FRISCO, Texas - The grass field at Toyota Stadium looked like a postcard Wednesday afternoon. In other words, it was almost the direct opposite of the field conditions in last year's Division I FCS national title game.
FRISCO, Texas – The grass field at Toyota Stadium looked like a postcard Wednesday afternoon. In other words, it was almost the direct opposite of the field conditions in last year’s Division I FCS national title game. Ideal turf will greet North Dakota State and Illinois State on Saturday when they meet for the championship. “It’s going to play fast,” said Tom Jones, vice president of complex management for FC Dallas professional soccer club, the stadium’s main tenant. “It’s going to be clean. When the cleats go into the ground, they come out clean. You want a fast track, especially for football.”

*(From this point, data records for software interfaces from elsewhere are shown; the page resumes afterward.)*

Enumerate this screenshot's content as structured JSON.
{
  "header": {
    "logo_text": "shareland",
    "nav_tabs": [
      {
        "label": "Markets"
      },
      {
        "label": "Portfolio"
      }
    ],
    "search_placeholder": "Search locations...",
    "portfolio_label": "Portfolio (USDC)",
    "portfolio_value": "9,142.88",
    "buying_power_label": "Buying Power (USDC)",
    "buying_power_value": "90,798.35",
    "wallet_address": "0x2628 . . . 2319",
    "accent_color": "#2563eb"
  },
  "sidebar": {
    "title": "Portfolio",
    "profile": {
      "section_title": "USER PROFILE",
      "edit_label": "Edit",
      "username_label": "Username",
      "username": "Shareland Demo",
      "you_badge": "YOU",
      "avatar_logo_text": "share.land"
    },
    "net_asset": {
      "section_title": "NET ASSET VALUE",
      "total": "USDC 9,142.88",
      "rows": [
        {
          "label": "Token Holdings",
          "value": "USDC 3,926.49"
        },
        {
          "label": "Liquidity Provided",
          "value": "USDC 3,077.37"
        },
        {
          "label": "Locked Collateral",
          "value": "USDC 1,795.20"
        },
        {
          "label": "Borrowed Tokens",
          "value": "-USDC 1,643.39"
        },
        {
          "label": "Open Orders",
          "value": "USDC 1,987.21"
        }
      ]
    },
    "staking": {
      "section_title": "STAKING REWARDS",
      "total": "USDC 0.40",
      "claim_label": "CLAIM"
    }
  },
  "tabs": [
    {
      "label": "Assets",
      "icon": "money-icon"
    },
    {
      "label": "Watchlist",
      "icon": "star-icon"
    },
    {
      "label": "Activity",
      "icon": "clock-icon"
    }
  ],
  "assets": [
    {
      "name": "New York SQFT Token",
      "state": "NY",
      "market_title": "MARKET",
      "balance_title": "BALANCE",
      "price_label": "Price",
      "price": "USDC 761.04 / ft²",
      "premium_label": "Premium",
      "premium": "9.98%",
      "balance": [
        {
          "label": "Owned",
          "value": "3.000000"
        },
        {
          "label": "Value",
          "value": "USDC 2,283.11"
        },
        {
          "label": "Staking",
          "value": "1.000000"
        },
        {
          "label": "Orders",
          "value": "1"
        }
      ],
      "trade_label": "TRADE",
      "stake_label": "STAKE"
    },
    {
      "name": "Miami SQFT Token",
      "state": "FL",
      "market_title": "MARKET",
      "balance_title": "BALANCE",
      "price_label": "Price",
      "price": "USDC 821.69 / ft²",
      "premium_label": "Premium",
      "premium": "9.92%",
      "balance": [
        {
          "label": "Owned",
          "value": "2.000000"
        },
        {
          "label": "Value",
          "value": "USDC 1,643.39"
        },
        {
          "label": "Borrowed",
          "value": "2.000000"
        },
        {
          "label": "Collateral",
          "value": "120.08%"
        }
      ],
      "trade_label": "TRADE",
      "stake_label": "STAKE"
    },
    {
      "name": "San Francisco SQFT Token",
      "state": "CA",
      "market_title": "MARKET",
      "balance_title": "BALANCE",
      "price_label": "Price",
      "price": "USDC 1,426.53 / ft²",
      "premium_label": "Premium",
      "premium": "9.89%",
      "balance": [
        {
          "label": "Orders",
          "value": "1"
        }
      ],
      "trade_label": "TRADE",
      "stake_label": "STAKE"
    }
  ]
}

It was a natural grass nightmare in last January’s title game when the Bison and Towson University (Md.) routinely dug up large chunks of turf, the result of an unusual ice storm that blanketed the field for over two weeks in crucial growing time in the weeks leading up to the game. “It was brutal last year,” Jones said. “We had the worst winter in 30 years, and it’s hard to grow grass when it’s below freezing.” Not this year, which Jones called a “bumper crop” for growing the mostly Bermuda-grass surface. He said the weather was inclement for only one week this winter. Plus, officials took a different approach to make sure last year’s turf clumps didn’t happen again. Instead of replacing the turf as usual after the conclusion of the high school football season, it was overseeded with a mix that included rye grass. The fact the entire field is scheduled to be replaced next summer made it easier to do that. The middle of the field was replaced with a new product called “latitude Bermuda grass,” which touts its strength as having high tolerance to traffic. The entire field will use that grass next year. Meanwhile, the end zones were already painted – one with “Bison” and the other with “Redbirds” – which was a day or two earlier than the past three years. Jones said they wanted to beat the weather, which was very windy and cold on Wednesday. “It’s not good to be spray painting when it’s 30 mph winds,” Jones said. “There’s a lot of overspray.” In another move of protection, a tarp was placed over the field on Wednesday. “Just in case we get a little snow or ice,” he said. “We want to keep it looking pretty for Saturday.”